The reports can be created in a few seconds, using searches based on partial names or incomplete dates of birth. Tenants generally have no choice but to submit to the screenings and typically pay an application fee for the privilege. Automated reports are usually delivered to landlords without a human ever glancing at the results to see if they contain obvious mistakes, according to court records and interviews.How Automated Background Checks Freeze Out Renters
So much of ethical AI comes down to requiring a human-in-the-loop for any system that has a non-trivial impact on other humans.
Like bug bounties, but for bias in AI:
A similar problem exists in information security and one solution gaining traction are “bug bounty programs”. Bug bounty programs seek to allow security researchers and laymen to submit their exploits directly to the affected parties in exchange for compensation.
The market rate for security bounties for the average company on HackerOne range from \$100-\$1000. Bigger companies can pay more. In 2017, Facebook has disclosed paying \$880,000 in bug bounties, with a minimum of $500 a bounty. Google pays from \$100 to \$31,337 for exploits and Google paid \$3,000,000 in security bounties in 2016.
It seems reasonable to suggest at least big companies with large market caps who already have bounty reporting infrastructure, attempt to reward and collaborate with those who find bias in their software, rather than have them take it to the press in frustration and with no compensation for their efforts.Bias Bounty Programs as a Method of Combatting Bias in AI
Khari Johnson, writing for Venture Beat:
For the first time ever, researchers who submit papers to NeurIPS, one of the biggest AI research conferences in the world, must now state the “potential broader impact of their work” on society as well as any financial conflict of interest, conference organizers told VentureBeat.NeurIPS requires AI researchers to account for societal impact and financial conflicts of interest
NeurIPS, or the Conference on Neural Information Processing Systems, is the largest AI conference in the world.
First London, now Moscow.
Moscow is the latest major city to introduce live facial recognition cameras to its streets, with Mayor Sergei Sobyanin announcing that the technology is operating “on a mass scale” earlier this month, according to a report from Russian business paper Vedomosti.
. . . . .
Moscow started trialing live facial recognition in 2017, using technology from Russian firm NtechLab to scan footage from the Russian capital’s network of 160,000 CCTV cameras.

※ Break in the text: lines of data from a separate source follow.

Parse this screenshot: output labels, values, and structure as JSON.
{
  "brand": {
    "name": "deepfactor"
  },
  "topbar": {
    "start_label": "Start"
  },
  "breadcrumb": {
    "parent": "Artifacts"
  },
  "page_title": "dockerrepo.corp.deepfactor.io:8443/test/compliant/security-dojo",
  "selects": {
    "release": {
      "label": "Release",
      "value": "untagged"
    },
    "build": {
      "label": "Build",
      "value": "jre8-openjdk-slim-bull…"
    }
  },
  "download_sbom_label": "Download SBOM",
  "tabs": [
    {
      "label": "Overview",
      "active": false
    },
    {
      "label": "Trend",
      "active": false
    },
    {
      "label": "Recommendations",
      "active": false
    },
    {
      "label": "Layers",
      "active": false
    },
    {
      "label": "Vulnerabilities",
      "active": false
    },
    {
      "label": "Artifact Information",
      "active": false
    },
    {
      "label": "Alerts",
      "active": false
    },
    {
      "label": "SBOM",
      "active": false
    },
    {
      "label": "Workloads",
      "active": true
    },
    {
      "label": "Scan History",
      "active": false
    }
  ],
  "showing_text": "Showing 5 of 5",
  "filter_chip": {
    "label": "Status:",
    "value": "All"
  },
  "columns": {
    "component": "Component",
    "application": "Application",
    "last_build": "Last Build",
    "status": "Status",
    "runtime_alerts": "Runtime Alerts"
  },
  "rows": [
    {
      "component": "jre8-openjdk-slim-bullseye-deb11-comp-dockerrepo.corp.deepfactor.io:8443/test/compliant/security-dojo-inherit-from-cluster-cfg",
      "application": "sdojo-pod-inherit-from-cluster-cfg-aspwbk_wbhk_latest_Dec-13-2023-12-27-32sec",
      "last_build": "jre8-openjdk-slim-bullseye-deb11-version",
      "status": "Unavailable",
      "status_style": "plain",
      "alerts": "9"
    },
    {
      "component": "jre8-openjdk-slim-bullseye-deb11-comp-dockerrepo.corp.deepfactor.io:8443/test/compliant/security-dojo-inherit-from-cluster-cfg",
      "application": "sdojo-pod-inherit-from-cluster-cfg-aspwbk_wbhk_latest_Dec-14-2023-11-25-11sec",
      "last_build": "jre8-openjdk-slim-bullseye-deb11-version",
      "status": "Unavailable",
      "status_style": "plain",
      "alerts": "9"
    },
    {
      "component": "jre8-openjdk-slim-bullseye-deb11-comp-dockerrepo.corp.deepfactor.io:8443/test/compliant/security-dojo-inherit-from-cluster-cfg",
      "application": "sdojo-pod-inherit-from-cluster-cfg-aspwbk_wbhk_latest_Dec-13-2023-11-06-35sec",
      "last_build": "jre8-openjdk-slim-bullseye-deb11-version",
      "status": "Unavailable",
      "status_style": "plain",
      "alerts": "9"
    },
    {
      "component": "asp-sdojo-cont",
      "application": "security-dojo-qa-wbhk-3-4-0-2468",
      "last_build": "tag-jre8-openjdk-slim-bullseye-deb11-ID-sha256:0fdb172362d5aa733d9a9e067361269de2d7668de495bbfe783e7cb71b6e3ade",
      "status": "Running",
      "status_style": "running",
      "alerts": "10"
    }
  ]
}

The company is best known for its FindFace software, which it launched in 2016 and let users match anyone in a picture to their profile on VK, known as Russia’s Facebook.

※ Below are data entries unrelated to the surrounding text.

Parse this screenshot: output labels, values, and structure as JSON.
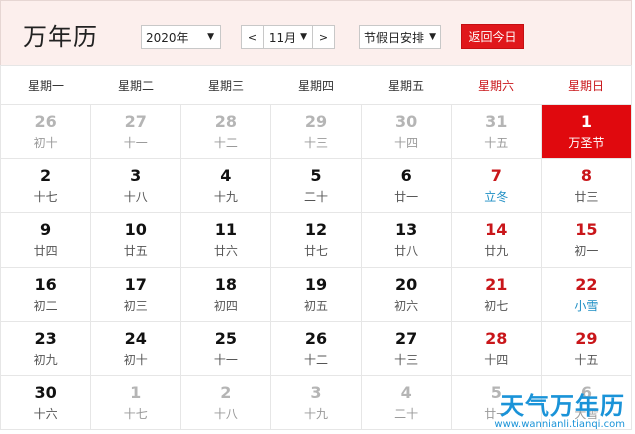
{
  "header": {
    "title": "万年历",
    "year_select": "2020年",
    "month_prev": "<",
    "month_value": "11月",
    "month_next": ">",
    "holiday_select": "节假日安排",
    "today_button": "返回今日"
  },
  "weekdays": [
    "星期一",
    "星期二",
    "星期三",
    "星期四",
    "星期五",
    "星期六",
    "星期日"
  ],
  "weeks": [
    [
      {
        "day": "26",
        "lunar": "初十",
        "other": true
      },
      {
        "day": "27",
        "lunar": "十一",
        "other": true
      },
      {
        "day": "28",
        "lunar": "十二",
        "other": true
      },
      {
        "day": "29",
        "lunar": "十三",
        "other": true
      },
      {
        "day": "30",
        "lunar": "十四",
        "other": true
      },
      {
        "day": "31",
        "lunar": "十五",
        "other": true
      },
      {
        "day": "1",
        "lunar": "万圣节",
        "today": true
      }
    ],
    [
      {
        "day": "2",
        "lunar": "十七"
      },
      {
        "day": "3",
        "lunar": "十八"
      },
      {
        "day": "4",
        "lunar": "十九"
      },
      {
        "day": "5",
        "lunar": "二十"
      },
      {
        "day": "6",
        "lunar": "廿一"
      },
      {
        "day": "7",
        "lunar": "立冬",
        "weekend": true,
        "term": true
      },
      {
        "day": "8",
        "lunar": "廿三",
        "weekend": true
      }
    ],
    [
      {
        "day": "9",
        "lunar": "廿四"
      },
      {
        "day": "10",
        "lunar": "廿五"
      },
      {
        "day": "11",
        "lunar": "廿六"
      },
      {
        "day": "12",
        "lunar": "廿七"
      },
      {
        "day": "13",
        "lunar": "廿八"
      },
      {
        "day": "14",
        "lunar": "廿九",
        "weekend": true
      },
      {
        "day": "15",
        "lunar": "初一",
        "weekend": true
      }
    ],
    [
      {
        "day": "16",
        "lunar": "初二"
      },
      {
        "day": "17",
        "lunar": "初三"
      },
      {
        "day": "18",
        "lunar": "初四"
      },
      {
        "day": "19",
        "lunar": "初五"
      },
      {
        "day": "20",
        "lunar": "初六"
      },
      {
        "day": "21",
        "lunar": "初七",
        "weekend": true
      },
      {
        "day": "22",
        "lunar": "小雪",
        "weekend": true,
        "term": true
      }
    ],
    [
      {
        "day": "23",
        "lunar": "初九"
      },
      {
        "day": "24",
        "lunar": "初十"
      },
      {
        "day": "25",
        "lunar": "十一"
      },
      {
        "day": "26",
        "lunar": "十二"
      },
      {
        "day": "27",
        "lunar": "十三"
      },
      {
        "day": "28",
        "lunar": "十四",
        "weekend": true
      },
      {
        "day": "29",
        "lunar": "十五",
        "weekend": true
      }
    ],
    [
      {
        "day": "30",
        "lunar": "十六"
      },
      {
        "day": "1",
        "lunar": "十七",
        "other": true
      },
      {
        "day": "2",
        "lunar": "十八",
        "other": true
      },
      {
        "day": "3",
        "lunar": "十九",
        "other": true
      },
      {
        "day": "4",
        "lunar": "二十",
        "other": true
      },
      {
        "day": "5",
        "lunar": "廿一",
        "other": true
      },
      {
        "day": "6",
        "lunar": "大雪",
        "other": true
      }
    ]
  ],
  "watermark": {
    "main": "天气万年历",
    "url": "www.wannianli.tianqi.com"
  },
  "colors": {
    "accent_red": "#e0090e",
    "weekend_red": "#c9161a",
    "solar_term_blue": "#1d8ec4",
    "header_bg": "#fcefed"
  }
}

The app was criticized by some, particularly as it was used to dox and harass sex workers, and NtechLab eventually shut it down in favor of enterprise and government work.Moscow rolls out live facial recognition system with an app to alert police

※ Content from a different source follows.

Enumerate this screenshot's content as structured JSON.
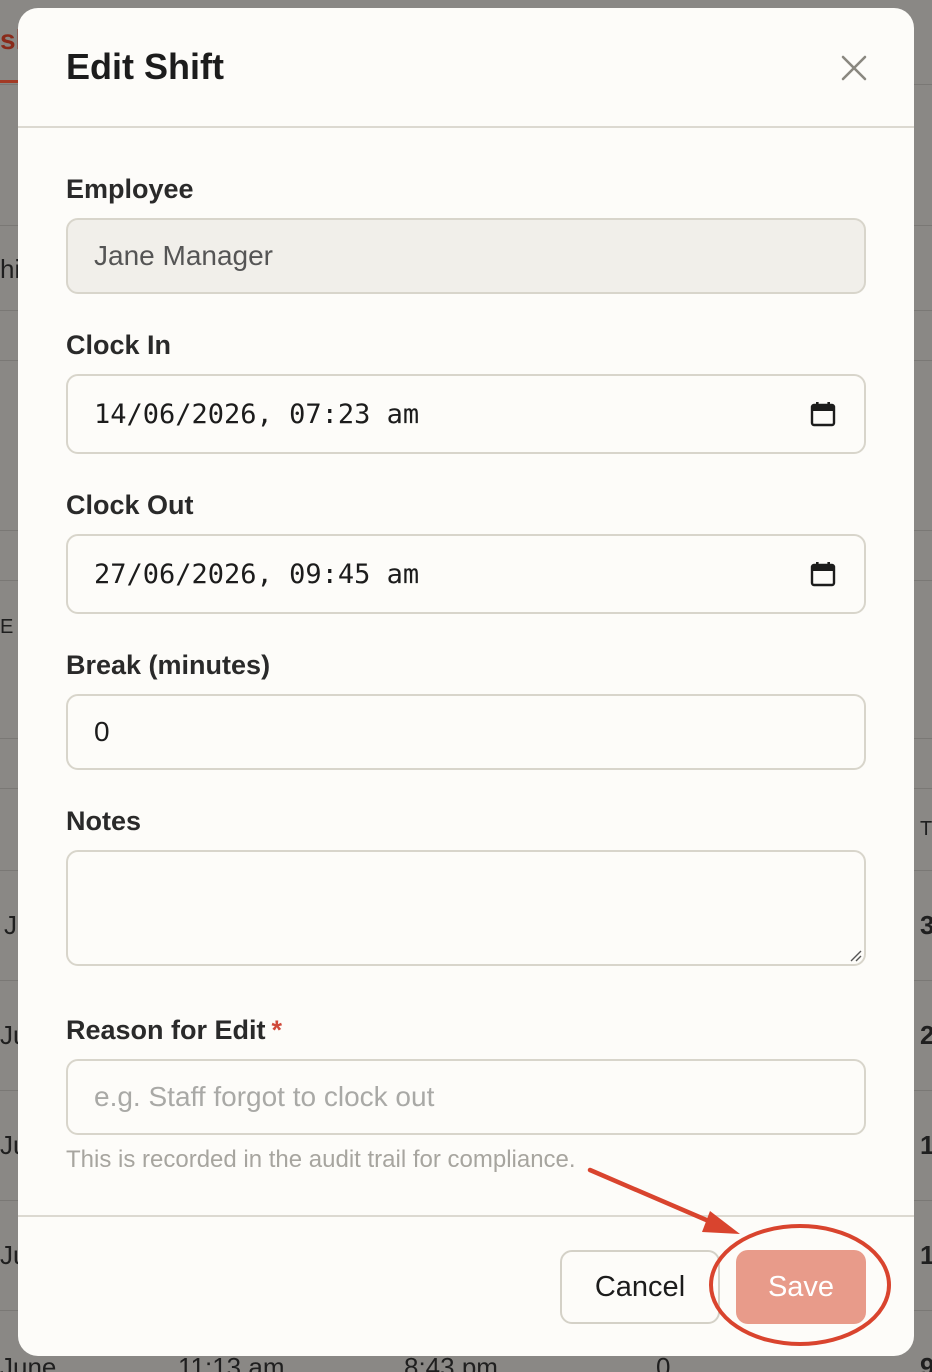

While the world debates the utility and ethics of existing facial recognition technology, new biometrics are constantly being developed. They are likely to replace facial recognition in the long term.
This system, dubbed Jetson, is able to measure, from up to 200 metres away, the minute vibrations induced in clothing by someone’s heartbeat. Since hearts differ in both shape and contraction pattern, the details of heartbeats differ, too. The effect of this on the fabric of garments produces what Ideal Innovations, a firm involved in the Jetson project, calls a “heartprint”—a pattern reckoned sufficiently distinctive to confirm someone’s identity.
To measure heartprints remotely Jetson employs gadgets called laser vibrometers. These work by detecting minute variations in a laser beam that has been reflected off an object of interest. They have been used for decades to study things like bridges, aircraft bodies, warship cannons and wind turbines—searching for otherwise-invisible cracks, air pockets and other dangerous defects in materials. However, only in the past five years or so has laser vibrometry become good enough to distinguish the vibrations induced in fabric by heartprints.People can now be identified at a distance by their heartbeat
This is astonishing technology and will surely improve. In the long term your unique identity will be readily available to anyone who cares.